MacFaddin, for example, of Cos Cob in Connecticut, not Alabama, headed up J.P. Morgan Securities’ entire municipal-derivatives department from 2001 until 2008. He supervised “those people responsible for negotiating all swap agreements JPMorgan Chase Bank entered into with government agencies,” the SEC has noted in its complaint against him.
Better civil regulations can help prevent this kind of stuff from continually happening. The temptation to use the useful murk that customized derivatives markets generate to hide what corrupt public officials crave is just too much.
Earlier this year, Treasury Secretary Tim Geithner unveiled a legislative proposal that would get rid of a lot of this murk. The proposal would require banks and other companies to trade their derivatives on exchanges or clearinghouses, with better reporting of pricing that would help outsiders and investigators could do comparisons.
Banks and their clients could still do customized derivatives in some cases, but such transactions would carry a hefty capital charge — making it more expensive for both parties. And customization would raise a red flag, because, well, why do it?

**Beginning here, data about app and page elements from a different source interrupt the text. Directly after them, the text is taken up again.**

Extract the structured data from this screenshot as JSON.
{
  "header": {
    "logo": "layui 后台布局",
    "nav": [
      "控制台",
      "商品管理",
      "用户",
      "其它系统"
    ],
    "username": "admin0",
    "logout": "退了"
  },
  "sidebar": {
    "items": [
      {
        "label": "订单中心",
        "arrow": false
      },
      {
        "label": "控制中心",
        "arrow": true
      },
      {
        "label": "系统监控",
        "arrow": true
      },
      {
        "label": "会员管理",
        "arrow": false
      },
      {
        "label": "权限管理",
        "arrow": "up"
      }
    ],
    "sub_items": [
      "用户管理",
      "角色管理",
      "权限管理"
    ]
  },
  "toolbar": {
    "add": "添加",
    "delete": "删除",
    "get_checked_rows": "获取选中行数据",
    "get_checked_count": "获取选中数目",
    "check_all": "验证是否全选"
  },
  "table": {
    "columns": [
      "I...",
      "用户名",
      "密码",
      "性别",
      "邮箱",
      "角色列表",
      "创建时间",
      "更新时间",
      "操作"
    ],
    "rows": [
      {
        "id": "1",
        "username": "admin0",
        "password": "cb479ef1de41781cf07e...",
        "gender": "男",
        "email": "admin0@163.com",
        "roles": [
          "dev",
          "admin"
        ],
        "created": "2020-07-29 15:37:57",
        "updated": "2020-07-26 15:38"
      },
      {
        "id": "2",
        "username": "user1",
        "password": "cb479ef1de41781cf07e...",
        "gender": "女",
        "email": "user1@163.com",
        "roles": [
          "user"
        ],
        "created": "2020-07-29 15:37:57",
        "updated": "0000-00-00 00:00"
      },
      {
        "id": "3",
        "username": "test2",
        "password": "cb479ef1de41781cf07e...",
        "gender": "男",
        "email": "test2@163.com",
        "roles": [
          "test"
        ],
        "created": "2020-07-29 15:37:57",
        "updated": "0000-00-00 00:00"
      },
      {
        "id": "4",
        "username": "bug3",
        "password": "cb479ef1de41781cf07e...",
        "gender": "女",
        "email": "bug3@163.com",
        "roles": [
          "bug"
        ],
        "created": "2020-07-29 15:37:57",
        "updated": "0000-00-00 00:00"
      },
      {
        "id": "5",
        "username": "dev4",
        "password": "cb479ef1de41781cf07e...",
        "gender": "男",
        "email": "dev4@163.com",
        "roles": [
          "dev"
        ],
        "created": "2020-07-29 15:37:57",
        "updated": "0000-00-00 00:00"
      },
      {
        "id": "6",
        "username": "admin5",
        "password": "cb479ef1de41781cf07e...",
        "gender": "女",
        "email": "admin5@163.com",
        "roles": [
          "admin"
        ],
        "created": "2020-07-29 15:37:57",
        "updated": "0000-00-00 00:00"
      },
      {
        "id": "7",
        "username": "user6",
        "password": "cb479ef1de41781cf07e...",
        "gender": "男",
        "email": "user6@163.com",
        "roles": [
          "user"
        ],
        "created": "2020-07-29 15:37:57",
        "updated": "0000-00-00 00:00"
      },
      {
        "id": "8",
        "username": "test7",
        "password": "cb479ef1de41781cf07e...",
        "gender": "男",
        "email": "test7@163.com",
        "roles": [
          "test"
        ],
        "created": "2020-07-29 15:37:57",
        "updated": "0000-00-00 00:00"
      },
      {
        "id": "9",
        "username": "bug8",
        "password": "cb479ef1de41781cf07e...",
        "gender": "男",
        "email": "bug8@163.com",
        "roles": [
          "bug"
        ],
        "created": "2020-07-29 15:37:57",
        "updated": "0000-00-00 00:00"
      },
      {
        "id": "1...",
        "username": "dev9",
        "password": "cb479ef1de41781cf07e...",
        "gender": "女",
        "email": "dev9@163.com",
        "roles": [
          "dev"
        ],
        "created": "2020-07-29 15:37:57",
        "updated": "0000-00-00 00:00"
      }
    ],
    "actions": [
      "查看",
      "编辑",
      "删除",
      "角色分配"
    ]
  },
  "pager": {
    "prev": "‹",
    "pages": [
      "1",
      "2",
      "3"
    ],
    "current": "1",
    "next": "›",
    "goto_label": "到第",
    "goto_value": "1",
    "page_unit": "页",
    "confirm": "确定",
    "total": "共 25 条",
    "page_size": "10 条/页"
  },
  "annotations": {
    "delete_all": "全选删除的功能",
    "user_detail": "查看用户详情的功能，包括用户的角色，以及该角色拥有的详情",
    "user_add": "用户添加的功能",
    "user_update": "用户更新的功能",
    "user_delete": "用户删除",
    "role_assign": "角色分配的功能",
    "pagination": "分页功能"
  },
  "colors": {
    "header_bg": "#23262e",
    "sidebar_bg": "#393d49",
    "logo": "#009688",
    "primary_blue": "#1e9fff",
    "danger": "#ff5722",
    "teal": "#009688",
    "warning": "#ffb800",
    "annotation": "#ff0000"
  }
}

Geithner made this proposal not in response to muni-finance corruption, but in response to the global financial crisis. AIG, for example, used unregulated credit derivatives — not that different from interest-rate derivatives in some respects – to get itself in so much trouble.
Through credit-default swaps — which also were private contracts between AIG and other financial firms — the insurance giant could make half a trillion dollars in potential promises on mortgage-related and other securities while putting negligible cash down. On an exchange, it would not have been able to do that.
Yet the rules have not gotten very far in Congress, largely because financial firms have convinced Main Street firms that pushing custom-made derivatives onto exchanges would raise costs.
In truth, though, custom-made derivatives may have been an all-to-useful way to pass hidden costs of doing business onto taxpayers, as the Jefferson County case shows.